PML bodies inhibition
The Promyelocytic Leukemia Protein (PML) is an interferon induced protein of mammalian cells. It forms tiny spheres in the nucleus about 0.1- 1.0 µm in size, called Nuclear bodies (NB) or Nuclear Dots 10 (ND10). NB interact with and concentrate many proteins, chromosomic DNA and viral replication/transcription machinery . Many nuclear viruses inhibit PML nuclear bodies, thereby preventing the antiviral activity: Herpesviridae, Adenoviridae, Papillomaviridae.
PML Nuclear Bodies play a role in transcription, suppression of oncogenic transformation, apoptosis promotion, DNA repair, and post-translational modifications (SUMOylation, acetylation, phosphorylation).
Human PML protein comprises seven spliced isoforms (PML-I to PML-VII) involved in the formation of several kinds of nuclear bodies. Overall NB harbor permanent proteins like SP100 and DAXX, plus many transient proteins like p53, CBP etc... They act as post-translational modification hotspot and mediate protein SUMOylation or phosphorylation, and may promote protein degradation during viral infection.

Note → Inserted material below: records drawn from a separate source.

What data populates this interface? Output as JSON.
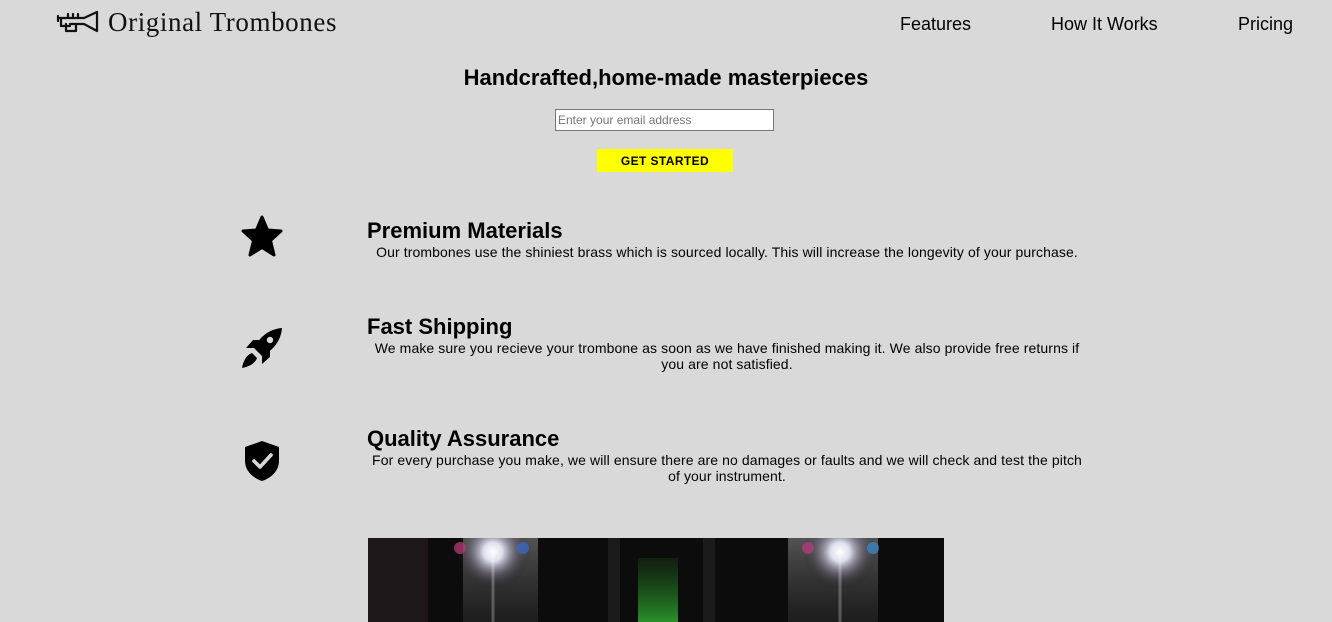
{
  "header": {
    "brand": "Original Trombones",
    "logo_icon": "trumpet-icon",
    "nav": [
      {
        "label": "Features"
      },
      {
        "label": "How It Works"
      },
      {
        "label": "Pricing"
      }
    ]
  },
  "hero": {
    "title": "Handcrafted,home-made masterpieces",
    "email_placeholder": "Enter your email address",
    "cta_label": "GET STARTED",
    "cta_color": "#ffff00"
  },
  "features": [
    {
      "icon": "star-icon",
      "title": "Premium Materials",
      "description": "Our trombones use the shiniest brass which is sourced locally. This will increase the longevity of your purchase."
    },
    {
      "icon": "rocket-icon",
      "title": "Fast Shipping",
      "description": "We make sure you recieve your trombone as soon as we have finished making it. We also provide free returns if you are not satisfied."
    },
    {
      "icon": "shield-check-icon",
      "title": "Quality Assurance",
      "description": "For every purchase you make, we will ensure there are no damages or faults and we will check and test the pitch of your instrument."
    }
  ],
  "video": {
    "thumbnail": "stage-lights-video"
  }
}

The PML antiviral system seems to be restricted in mammalian hosts, and targets DNA viruses replicating in the nucleus. Indeed most DNA nuclear replicating viruses inhibit PML antiviral system by specific proteins: Herpesviridae, Adenoviridae, and Papillomaviridae. Several evidences suggest that Polyomaviridae, Parvoviridae and deltaretrovirus may modulate PML nuclear bodies.